YOUR INSTRUCTIONS = Take each line from the entries that holds "transactions" and copy it out.

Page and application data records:
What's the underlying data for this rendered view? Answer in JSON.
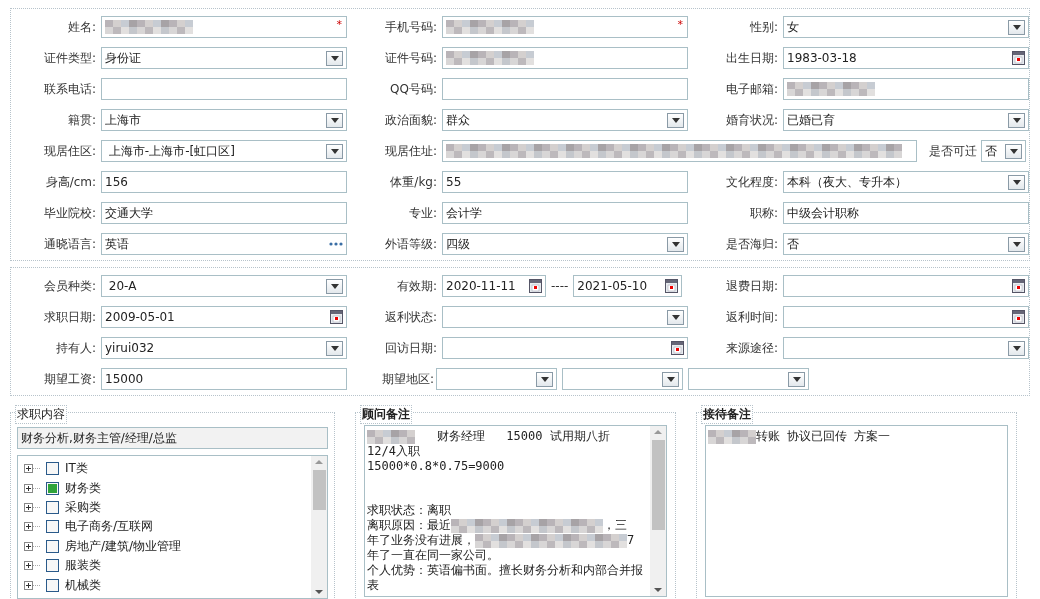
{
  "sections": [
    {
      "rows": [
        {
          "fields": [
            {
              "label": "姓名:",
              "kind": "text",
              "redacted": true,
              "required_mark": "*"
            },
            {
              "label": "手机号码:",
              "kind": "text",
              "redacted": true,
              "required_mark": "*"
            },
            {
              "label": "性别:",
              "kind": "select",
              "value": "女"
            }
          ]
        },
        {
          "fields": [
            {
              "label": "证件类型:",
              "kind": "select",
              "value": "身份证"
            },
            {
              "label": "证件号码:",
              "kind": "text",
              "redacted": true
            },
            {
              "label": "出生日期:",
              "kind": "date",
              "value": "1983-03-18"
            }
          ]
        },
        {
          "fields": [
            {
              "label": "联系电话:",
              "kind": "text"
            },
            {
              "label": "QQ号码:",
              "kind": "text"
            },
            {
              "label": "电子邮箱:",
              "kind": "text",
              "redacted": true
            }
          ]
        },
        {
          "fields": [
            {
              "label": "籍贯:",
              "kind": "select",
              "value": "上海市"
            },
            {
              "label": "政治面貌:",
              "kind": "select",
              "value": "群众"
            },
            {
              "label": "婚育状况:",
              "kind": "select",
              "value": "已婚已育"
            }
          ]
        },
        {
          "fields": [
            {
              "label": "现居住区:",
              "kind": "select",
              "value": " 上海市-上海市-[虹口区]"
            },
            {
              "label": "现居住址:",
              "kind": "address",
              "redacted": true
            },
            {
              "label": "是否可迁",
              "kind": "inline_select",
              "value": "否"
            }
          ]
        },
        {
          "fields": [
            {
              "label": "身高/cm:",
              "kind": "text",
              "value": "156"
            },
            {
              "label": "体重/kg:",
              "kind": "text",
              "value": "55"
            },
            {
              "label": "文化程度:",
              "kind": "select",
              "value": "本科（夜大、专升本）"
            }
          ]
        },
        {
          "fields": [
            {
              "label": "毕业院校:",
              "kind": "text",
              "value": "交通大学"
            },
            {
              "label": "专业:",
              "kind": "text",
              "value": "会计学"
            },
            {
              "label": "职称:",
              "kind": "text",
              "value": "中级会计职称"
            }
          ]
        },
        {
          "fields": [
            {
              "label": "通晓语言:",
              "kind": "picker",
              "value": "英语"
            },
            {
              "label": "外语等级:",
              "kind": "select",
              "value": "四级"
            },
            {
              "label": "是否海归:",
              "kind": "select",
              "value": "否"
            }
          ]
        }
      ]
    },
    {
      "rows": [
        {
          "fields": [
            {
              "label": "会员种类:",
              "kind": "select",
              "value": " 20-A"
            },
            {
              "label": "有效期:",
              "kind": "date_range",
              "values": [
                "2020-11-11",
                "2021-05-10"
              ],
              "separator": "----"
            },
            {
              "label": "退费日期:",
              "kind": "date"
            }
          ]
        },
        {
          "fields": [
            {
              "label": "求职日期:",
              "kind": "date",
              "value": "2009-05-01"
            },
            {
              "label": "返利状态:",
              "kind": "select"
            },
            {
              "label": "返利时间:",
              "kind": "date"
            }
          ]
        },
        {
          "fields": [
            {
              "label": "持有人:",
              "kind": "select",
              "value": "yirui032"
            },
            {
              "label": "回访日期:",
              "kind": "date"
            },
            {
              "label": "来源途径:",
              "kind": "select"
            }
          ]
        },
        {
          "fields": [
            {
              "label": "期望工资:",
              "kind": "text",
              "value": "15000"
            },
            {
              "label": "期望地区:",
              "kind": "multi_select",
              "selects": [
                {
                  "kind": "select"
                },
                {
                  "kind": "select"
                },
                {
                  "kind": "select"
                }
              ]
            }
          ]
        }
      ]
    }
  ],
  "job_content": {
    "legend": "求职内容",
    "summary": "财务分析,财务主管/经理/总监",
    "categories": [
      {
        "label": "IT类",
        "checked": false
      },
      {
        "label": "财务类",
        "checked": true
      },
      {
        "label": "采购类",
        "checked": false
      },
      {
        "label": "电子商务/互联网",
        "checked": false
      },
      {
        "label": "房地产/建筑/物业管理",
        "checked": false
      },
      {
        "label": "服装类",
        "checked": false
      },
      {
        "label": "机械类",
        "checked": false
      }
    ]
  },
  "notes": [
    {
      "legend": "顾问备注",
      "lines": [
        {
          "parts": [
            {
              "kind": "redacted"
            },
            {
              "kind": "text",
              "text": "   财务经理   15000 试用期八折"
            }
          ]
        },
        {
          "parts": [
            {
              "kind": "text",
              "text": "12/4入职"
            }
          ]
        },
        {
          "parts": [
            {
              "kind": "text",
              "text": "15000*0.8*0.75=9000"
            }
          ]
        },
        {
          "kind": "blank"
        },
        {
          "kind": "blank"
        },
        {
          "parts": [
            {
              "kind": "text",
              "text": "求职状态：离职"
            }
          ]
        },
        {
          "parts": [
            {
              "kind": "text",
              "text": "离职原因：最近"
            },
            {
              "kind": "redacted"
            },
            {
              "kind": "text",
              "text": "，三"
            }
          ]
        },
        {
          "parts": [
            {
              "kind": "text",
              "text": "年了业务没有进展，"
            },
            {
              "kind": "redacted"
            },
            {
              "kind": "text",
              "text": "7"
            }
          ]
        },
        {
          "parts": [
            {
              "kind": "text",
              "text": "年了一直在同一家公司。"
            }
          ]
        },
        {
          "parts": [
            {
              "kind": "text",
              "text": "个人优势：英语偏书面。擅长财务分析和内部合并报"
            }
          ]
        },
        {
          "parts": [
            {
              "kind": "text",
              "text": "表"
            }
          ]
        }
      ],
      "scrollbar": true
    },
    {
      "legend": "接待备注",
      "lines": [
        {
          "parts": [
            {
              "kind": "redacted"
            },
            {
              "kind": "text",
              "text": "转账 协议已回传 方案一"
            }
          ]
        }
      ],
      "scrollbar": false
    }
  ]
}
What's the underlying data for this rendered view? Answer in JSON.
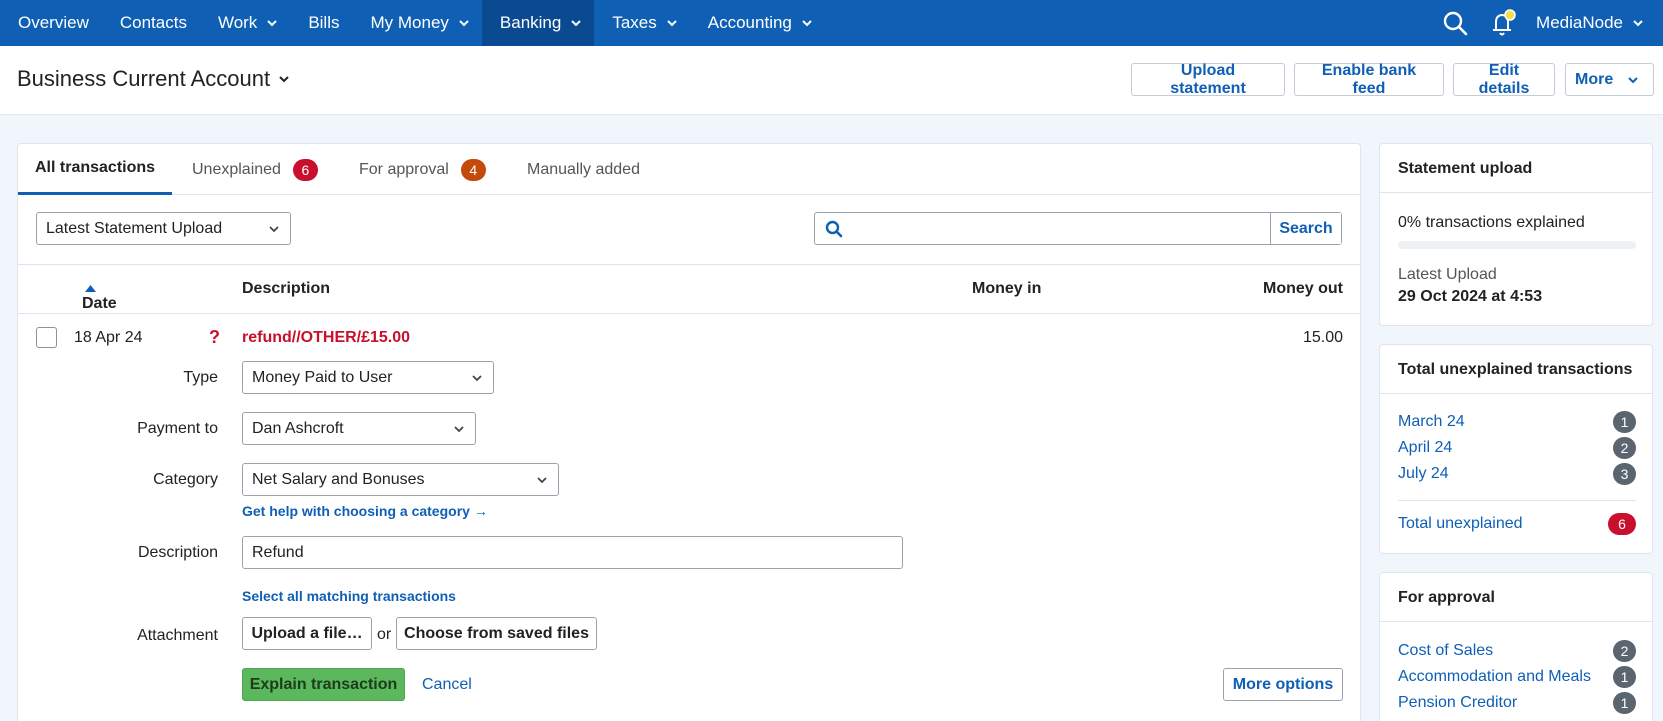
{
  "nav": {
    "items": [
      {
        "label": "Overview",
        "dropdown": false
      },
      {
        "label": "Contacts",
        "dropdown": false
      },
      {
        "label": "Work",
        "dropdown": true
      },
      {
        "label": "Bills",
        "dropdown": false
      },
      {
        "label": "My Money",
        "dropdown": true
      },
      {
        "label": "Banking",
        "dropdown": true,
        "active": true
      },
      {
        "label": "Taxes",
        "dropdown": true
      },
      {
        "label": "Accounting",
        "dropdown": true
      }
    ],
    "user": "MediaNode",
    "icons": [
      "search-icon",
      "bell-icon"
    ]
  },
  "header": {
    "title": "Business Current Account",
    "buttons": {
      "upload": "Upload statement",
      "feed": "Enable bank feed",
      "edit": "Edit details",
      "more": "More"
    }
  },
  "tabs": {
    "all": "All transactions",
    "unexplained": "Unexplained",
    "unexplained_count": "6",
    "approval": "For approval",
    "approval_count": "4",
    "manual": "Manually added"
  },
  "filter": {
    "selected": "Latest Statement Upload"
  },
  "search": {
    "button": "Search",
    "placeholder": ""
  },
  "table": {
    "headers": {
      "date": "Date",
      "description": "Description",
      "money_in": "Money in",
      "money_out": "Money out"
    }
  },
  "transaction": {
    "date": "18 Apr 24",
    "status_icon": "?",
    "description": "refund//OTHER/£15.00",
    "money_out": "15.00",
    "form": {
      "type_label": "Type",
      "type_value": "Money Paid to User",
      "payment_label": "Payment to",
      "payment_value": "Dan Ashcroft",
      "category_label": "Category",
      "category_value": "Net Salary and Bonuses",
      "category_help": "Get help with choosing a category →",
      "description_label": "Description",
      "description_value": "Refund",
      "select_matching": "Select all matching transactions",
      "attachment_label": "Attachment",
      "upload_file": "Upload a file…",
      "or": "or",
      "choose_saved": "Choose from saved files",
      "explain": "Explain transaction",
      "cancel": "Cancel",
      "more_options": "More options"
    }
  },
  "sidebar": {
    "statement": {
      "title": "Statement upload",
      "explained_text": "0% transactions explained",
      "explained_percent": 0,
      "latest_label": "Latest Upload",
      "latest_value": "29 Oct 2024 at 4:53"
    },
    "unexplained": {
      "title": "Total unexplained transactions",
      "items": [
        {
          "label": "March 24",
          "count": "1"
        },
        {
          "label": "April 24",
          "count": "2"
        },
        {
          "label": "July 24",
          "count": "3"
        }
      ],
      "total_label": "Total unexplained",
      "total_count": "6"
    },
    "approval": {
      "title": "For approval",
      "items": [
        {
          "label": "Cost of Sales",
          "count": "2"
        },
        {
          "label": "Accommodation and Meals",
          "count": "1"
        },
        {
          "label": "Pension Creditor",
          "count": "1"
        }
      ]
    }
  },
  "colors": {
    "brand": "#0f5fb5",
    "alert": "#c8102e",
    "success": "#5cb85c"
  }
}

RESULT =
    "all": "All transactions",
      "select_matching": "Select all matching transactions",
      "explained_text": "0% transactions explained",
      "title": "Total unexplained transactions",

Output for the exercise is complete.